Restate the records in their entirety, word for word.

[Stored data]
>>>>>

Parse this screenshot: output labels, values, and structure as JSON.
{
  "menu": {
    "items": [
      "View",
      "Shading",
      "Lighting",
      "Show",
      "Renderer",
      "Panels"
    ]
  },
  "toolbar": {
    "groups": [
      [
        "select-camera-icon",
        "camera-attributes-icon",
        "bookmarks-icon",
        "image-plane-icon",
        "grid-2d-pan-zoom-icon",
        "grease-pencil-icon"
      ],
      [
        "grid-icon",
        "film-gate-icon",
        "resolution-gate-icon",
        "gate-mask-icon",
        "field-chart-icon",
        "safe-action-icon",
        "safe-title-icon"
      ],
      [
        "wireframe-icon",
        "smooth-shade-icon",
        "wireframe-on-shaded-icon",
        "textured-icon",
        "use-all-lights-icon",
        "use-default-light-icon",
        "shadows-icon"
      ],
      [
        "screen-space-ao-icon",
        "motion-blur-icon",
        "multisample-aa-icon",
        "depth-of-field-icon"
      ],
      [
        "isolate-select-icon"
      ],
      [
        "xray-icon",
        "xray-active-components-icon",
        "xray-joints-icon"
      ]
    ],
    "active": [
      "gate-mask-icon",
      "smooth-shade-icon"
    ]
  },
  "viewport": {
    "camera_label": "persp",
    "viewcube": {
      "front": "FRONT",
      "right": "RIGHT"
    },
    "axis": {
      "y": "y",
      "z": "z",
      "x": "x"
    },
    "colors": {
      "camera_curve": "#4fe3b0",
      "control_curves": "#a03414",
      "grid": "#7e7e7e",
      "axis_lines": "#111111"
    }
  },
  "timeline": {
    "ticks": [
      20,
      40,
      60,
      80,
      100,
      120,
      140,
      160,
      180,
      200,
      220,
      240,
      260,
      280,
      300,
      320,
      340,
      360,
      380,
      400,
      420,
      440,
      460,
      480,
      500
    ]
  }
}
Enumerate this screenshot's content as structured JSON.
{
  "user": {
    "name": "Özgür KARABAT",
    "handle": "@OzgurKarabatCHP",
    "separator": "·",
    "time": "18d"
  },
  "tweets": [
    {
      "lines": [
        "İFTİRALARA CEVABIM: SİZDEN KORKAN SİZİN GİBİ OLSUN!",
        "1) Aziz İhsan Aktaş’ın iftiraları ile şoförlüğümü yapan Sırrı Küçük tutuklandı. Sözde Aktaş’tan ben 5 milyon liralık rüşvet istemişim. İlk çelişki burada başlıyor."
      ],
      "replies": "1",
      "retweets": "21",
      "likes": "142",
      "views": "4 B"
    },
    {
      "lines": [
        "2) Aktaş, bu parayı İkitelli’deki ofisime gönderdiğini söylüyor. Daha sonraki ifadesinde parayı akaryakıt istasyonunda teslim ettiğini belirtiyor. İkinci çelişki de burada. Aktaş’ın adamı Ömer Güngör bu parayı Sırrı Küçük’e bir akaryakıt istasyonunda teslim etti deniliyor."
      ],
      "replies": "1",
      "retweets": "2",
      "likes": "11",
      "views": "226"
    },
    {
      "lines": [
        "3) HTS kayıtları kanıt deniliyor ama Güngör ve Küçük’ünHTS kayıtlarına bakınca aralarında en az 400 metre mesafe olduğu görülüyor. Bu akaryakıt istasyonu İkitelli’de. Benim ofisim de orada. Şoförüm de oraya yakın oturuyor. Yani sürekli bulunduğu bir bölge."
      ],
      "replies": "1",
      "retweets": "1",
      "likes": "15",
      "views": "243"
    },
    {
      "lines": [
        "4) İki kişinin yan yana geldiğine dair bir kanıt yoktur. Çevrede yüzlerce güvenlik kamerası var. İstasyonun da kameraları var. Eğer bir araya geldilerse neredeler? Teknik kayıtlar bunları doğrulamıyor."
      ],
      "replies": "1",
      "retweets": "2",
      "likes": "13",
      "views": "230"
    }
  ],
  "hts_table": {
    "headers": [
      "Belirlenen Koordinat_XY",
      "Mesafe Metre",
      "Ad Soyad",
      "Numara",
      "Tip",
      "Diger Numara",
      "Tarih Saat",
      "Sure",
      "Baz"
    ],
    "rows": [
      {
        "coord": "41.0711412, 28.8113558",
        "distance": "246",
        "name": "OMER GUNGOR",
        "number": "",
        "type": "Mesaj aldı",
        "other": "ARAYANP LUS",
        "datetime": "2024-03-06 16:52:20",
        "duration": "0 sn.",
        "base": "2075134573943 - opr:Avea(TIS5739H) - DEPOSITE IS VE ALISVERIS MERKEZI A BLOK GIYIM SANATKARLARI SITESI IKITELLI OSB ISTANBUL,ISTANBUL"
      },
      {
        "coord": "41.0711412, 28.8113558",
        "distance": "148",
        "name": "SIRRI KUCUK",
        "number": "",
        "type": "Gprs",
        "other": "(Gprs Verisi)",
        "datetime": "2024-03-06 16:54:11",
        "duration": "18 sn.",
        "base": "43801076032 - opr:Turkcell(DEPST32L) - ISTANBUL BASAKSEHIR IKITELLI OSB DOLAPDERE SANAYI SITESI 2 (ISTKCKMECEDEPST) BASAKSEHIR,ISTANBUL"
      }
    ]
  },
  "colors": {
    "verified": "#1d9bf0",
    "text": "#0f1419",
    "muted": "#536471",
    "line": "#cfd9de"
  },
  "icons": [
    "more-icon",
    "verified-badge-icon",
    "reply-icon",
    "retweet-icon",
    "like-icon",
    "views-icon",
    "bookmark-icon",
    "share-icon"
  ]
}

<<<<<

• [Finished task]:
Parse this screenshot: output labels, values, and structure as JSON.
{
  "menu": {
    "items": [
      "View",
      "Shading",
      "Lighting",
      "Show",
      "Renderer",
      "Panels"
    ]
  },
  "toolbar": {
    "groups": [
      [
        "select-camera-icon",
        "camera-attributes-icon",
        "bookmarks-icon",
        "image-plane-icon",
        "grid-2d-pan-zoom-icon",
        "grease-pencil-icon"
      ],
      [
        "grid-icon",
        "film-gate-icon",
        "resolution-gate-icon",
        "gate-mask-icon",
        "field-chart-icon",
        "safe-action-icon",
        "safe-title-icon"
      ],
      [
        "wireframe-icon",
        "smooth-shade-icon",
        "wireframe-on-shaded-icon",
        "textured-icon",
        "use-all-lights-icon",
        "use-default-light-icon",
        "shadows-icon"
      ],
      [
        "screen-space-ao-icon",
        "motion-blur-icon",
        "multisample-aa-icon",
        "depth-of-field-icon"
      ],
      [
        "isolate-select-icon"
      ],
      [
        "xray-icon",
        "xray-active-components-icon",
        "xray-joints-icon"
      ]
    ],
    "active": [
      "gate-mask-icon",
      "smooth-shade-icon"
    ]
  },
  "viewport": {
    "camera_label": "persp",
    "viewcube": {
      "front": "FRONT",
      "right": "RIGHT"
    },
    "axis": {
      "y": "y",
      "z": "z",
      "x": "x"
    },
    "colors": {
      "camera_curve": "#4fe3b0",
      "control_curves": "#a03414",
      "grid": "#7e7e7e",
      "axis_lines": "#111111"
    }
  },
  "timeline": {
    "ticks": [
      20,
      40,
      60,
      80,
      100,
      120,
      140,
      160,
      180,
      200,
      220,
      240,
      260,
      280,
      300,
      320,
      340,
      360,
      380,
      400,
      420,
      440,
      460,
      480,
      500
    ]
  }
}
Enumerate this screenshot's content as structured JSON.
{
  "user": {
    "name": "Özgür KARABAT",
    "handle": "@OzgurKarabatCHP",
    "separator": "·",
    "time": "18d"
  },
  "tweets": [
    {
      "lines": [
        "İFTİRALARA CEVABIM: SİZDEN KORKAN SİZİN GİBİ OLSUN!",
        "1) Aziz İhsan Aktaş’ın iftiraları ile şoförlüğümü yapan Sırrı Küçük tutuklandı. Sözde Aktaş’tan ben 5 milyon liralık rüşvet istemişim. İlk çelişki burada başlıyor."
      ],
      "replies": "1",
      "retweets": "21",
      "likes": "142",
      "views": "4 B"
    },
    {
      "lines": [
        "2) Aktaş, bu parayı İkitelli’deki ofisime gönderdiğini söylüyor. Daha sonraki ifadesinde parayı akaryakıt istasyonunda teslim ettiğini belirtiyor. İkinci çelişki de burada. Aktaş’ın adamı Ömer Güngör bu parayı Sırrı Küçük’e bir akaryakıt istasyonunda teslim etti deniliyor."
      ],
      "replies": "1",
      "retweets": "2",
      "likes": "11",
      "views": "226"
    },
    {
      "lines": [
        "3) HTS kayıtları kanıt deniliyor ama Güngör ve Küçük’ünHTS kayıtlarına bakınca aralarında en az 400 metre mesafe olduğu görülüyor. Bu akaryakıt istasyonu İkitelli’de. Benim ofisim de orada. Şoförüm de oraya yakın oturuyor. Yani sürekli bulunduğu bir bölge."
      ],
      "replies": "1",
      "retweets": "1",
      "likes": "15",
      "views": "243"
    },
    {
      "lines": [
        "4) İki kişinin yan yana geldiğine dair bir kanıt yoktur. Çevrede yüzlerce güvenlik kamerası var. İstasyonun da kameraları var. Eğer bir araya geldilerse neredeler? Teknik kayıtlar bunları doğrulamıyor."
      ],
      "replies": "1",
      "retweets": "2",
      "likes": "13",
      "views": "230"
    }
  ],
  "hts_table": {
    "headers": [
      "Belirlenen Koordinat_XY",
      "Mesafe Metre",
      "Ad Soyad",
      "Numara",
      "Tip",
      "Diger Numara",
      "Tarih Saat",
      "Sure",
      "Baz"
    ],
    "rows": [
      {
        "coord": "41.0711412, 28.8113558",
        "distance": "246",
        "name": "OMER GUNGOR",
        "number": "",
        "type": "Mesaj aldı",
        "other": "ARAYANP LUS",
        "datetime": "2024-03-06 16:52:20",
        "duration": "0 sn.",
        "base": "2075134573943 - opr:Avea(TIS5739H) - DEPOSITE IS VE ALISVERIS MERKEZI A BLOK GIYIM SANATKARLARI SITESI IKITELLI OSB ISTANBUL,ISTANBUL"
      },
      {
        "coord": "41.0711412, 28.8113558",
        "distance": "148",
        "name": "SIRRI KUCUK",
        "number": "",
        "type": "Gprs",
        "other": "(Gprs Verisi)",
        "datetime": "2024-03-06 16:54:11",
        "duration": "18 sn.",
        "base": "43801076032 - opr:Turkcell(DEPST32L) - ISTANBUL BASAKSEHIR IKITELLI OSB DOLAPDERE SANAYI SITESI 2 (ISTKCKMECEDEPST) BASAKSEHIR,ISTANBUL"
      }
    ]
  },
  "colors": {
    "verified": "#1d9bf0",
    "text": "#0f1419",
    "muted": "#536471",
    "line": "#cfd9de"
  },
  "icons": [
    "more-icon",
    "verified-badge-icon",
    "reply-icon",
    "retweet-icon",
    "like-icon",
    "views-icon",
    "bookmark-icon",
    "share-icon"
  ]
}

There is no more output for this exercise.